With the eyes of investors drawn inexorably to the goings-on in Britain's Parliament it almost did not matter that some of the most important US economic statistics continue to be held up by the government shutdown. The numbers would have had to be spectacular to outshine Monday's instalment of the Brexit Soap Opera.
A month into the shutdown there remained no sign of compromise between the House and the administration. The effect on Monday was to keep the president away from the World Economic Forum in Davos, Switzerland. Had he been there he would have heard Christine Lagarde, the managing director of the International Monetary Fund, warn that trade tensions "have become intertwined" in financial markets and economic perceptions. She spoke of "significantly higher risks" to the global economy, including America, as a result of the trade war and slowing growth in China.
Euroland ecostats were not exactly plentiful either. In the last 24 hours only the ZEW measures of European investor confidence have emerged to light the way for investors. They were predictably disheartening. In Germany investors were slightly less boot-faced about the outlook, with the measure of Economic Sentiment improving by two and a half points to -15.0, but they were less comfortable with the Current Situation, where the index slumped from 45.3 to 27.6.
Bloomberg came out with an op-ed piece entitled "An Economic Winter Grips the Euro". The up-sum was that weak economic data and lower growth momentum will keep the European Central Bank's benchmark rates at record lows well into 2020 and it closed with the comment that "The economic gloom will weigh on Europe's shared currency." It did not weigh too heavily yesterday though: the EUR was down by just 0.1%.
The Loonie was affected more by a general unease among investors than by any economic update. Oil was down by a scant half-dollar, with all that decline coming in the Far East and Europe this morning. There were no Canadian ecostats.
For the CAD - and indeed for other commodity-related currencies - the two main niggles were trade and the economic outlook. After last week's optimism that Washing and Beijing were on the way to settling their differences, the sense this week is that little progress has actually been achieved. As for the economy, the IMF's estimate is that global growth will be 3.5% this year rather than the 3.7% previously pencilled in. For Canada alone, an expansion of 2.0% has been downgraded to 1.9%. They are not big mark-downs but neither are they steps in the right direction. The CAD is down by 0.3%.

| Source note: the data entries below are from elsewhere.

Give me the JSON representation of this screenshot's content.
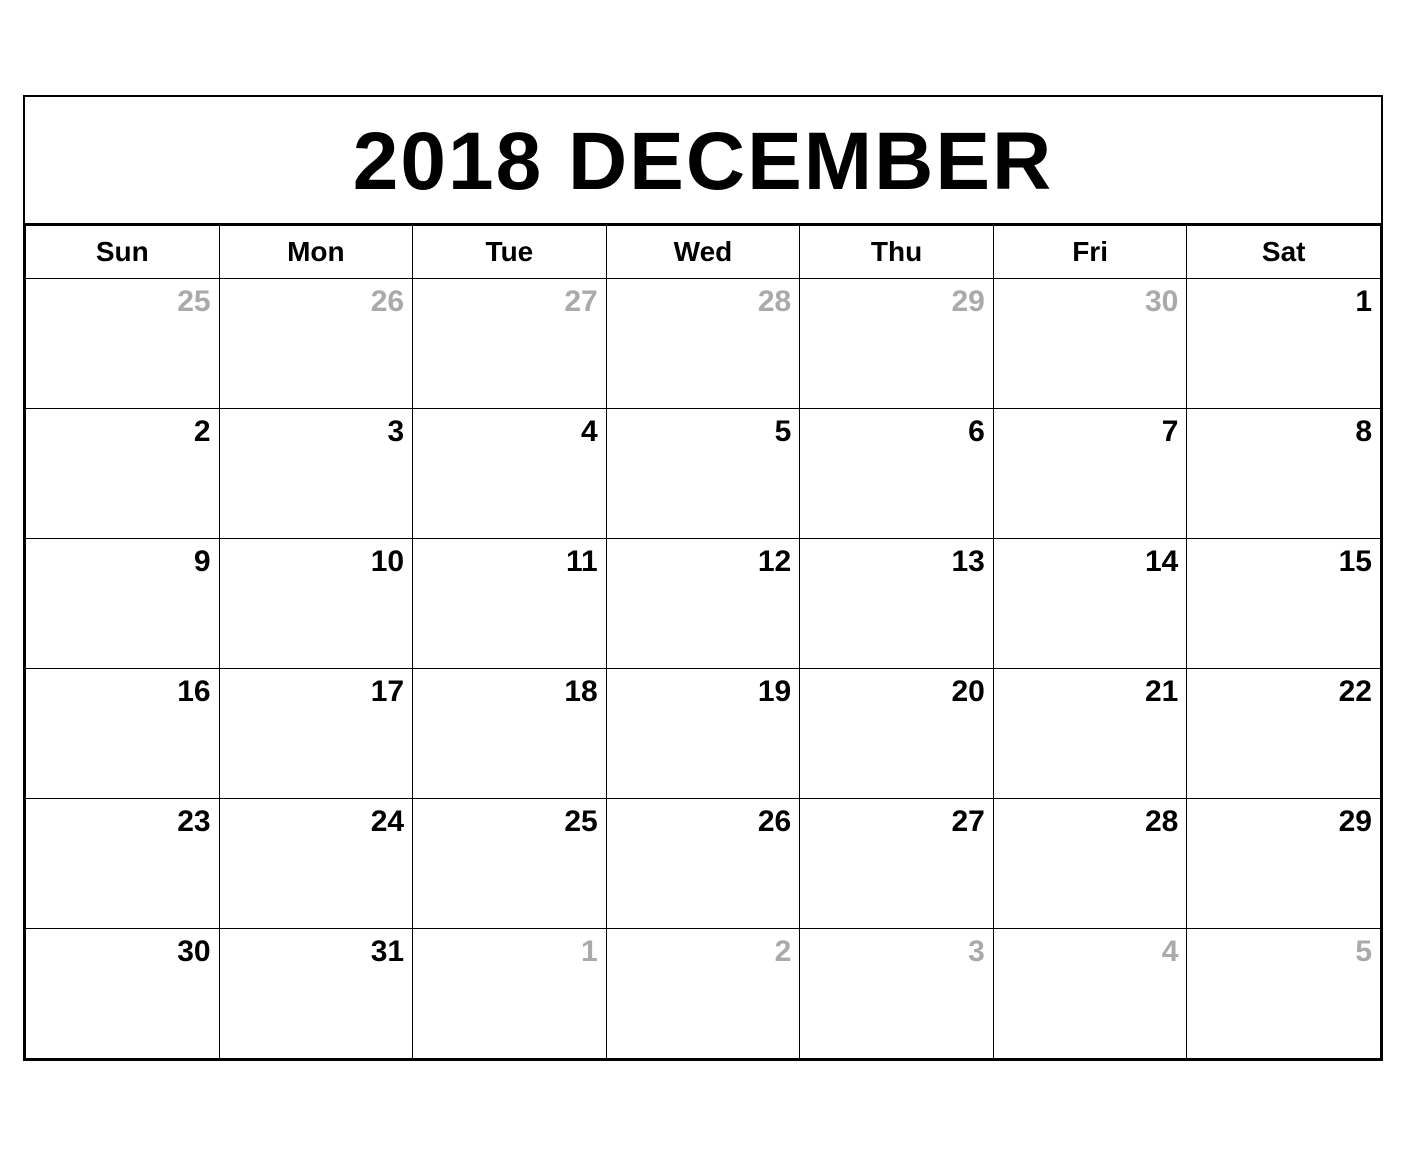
{
  "header": {
    "title": "2018 DECEMBER"
  },
  "days_of_week": [
    "Sun",
    "Mon",
    "Tue",
    "Wed",
    "Thu",
    "Fri",
    "Sat"
  ],
  "weeks": [
    [
      {
        "day": "25",
        "other": true
      },
      {
        "day": "26",
        "other": true
      },
      {
        "day": "27",
        "other": true
      },
      {
        "day": "28",
        "other": true
      },
      {
        "day": "29",
        "other": true
      },
      {
        "day": "30",
        "other": true
      },
      {
        "day": "1",
        "other": false
      }
    ],
    [
      {
        "day": "2",
        "other": false
      },
      {
        "day": "3",
        "other": false
      },
      {
        "day": "4",
        "other": false
      },
      {
        "day": "5",
        "other": false
      },
      {
        "day": "6",
        "other": false
      },
      {
        "day": "7",
        "other": false
      },
      {
        "day": "8",
        "other": false
      }
    ],
    [
      {
        "day": "9",
        "other": false
      },
      {
        "day": "10",
        "other": false
      },
      {
        "day": "11",
        "other": false
      },
      {
        "day": "12",
        "other": false
      },
      {
        "day": "13",
        "other": false
      },
      {
        "day": "14",
        "other": false
      },
      {
        "day": "15",
        "other": false
      }
    ],
    [
      {
        "day": "16",
        "other": false
      },
      {
        "day": "17",
        "other": false
      },
      {
        "day": "18",
        "other": false
      },
      {
        "day": "19",
        "other": false
      },
      {
        "day": "20",
        "other": false
      },
      {
        "day": "21",
        "other": false
      },
      {
        "day": "22",
        "other": false
      }
    ],
    [
      {
        "day": "23",
        "other": false
      },
      {
        "day": "24",
        "other": false
      },
      {
        "day": "25",
        "other": false
      },
      {
        "day": "26",
        "other": false
      },
      {
        "day": "27",
        "other": false
      },
      {
        "day": "28",
        "other": false
      },
      {
        "day": "29",
        "other": false
      }
    ],
    [
      {
        "day": "30",
        "other": false
      },
      {
        "day": "31",
        "other": false
      },
      {
        "day": "1",
        "other": true
      },
      {
        "day": "2",
        "other": true
      },
      {
        "day": "3",
        "other": true
      },
      {
        "day": "4",
        "other": true
      },
      {
        "day": "5",
        "other": true
      }
    ]
  ]
}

Against all the odds, sterling put behind it Friday's dismal performance and returned to the front of the field. Its recovery seemed to fly in the face of the political evidence. Prime Minister Theresa May presented her Brexit "Plan B" to the House of Commons and it looked suspiciously like the Plan A that had been thoroughly rubbished by Parliament last week. However, despite tough words and ruling out this and that, the sense was that the prime minister is ready to bend to the will of Parliament. And Parliament has plans to prevent, postpone or cancel Brexit. At the very least it intends to prevent a cliff-edge departure from the EU on 29 March. There is no guarantee that Parliament will be successful but investors remain optimistic.
The GBP found further support this morning from the UK jobs data. Unemployment ticked down to 4.0%, its lowest level since 1975, and total wages were up by an annual 3.4%, comfortably ahead of the 2.1% inflation rate. Sterling strengthened by 0.6% on the day.
The general nervousness about trade and growth which worried the commodity currencies was an advantage to the safe-haven yen. It strengthened by 0.2% against the USD.
Other than a 15.2% annual increase in condo sales and a 0.7% decline in supermarket sales there were no Japanese economic statistics to provide guidance but investors will have a little more to look at tonight. As well as the trade figures for December and the All Industry Activity Index, the Bank of Japan will reveal its latest monetary policy decision. Analysts expect no change to monetary policy.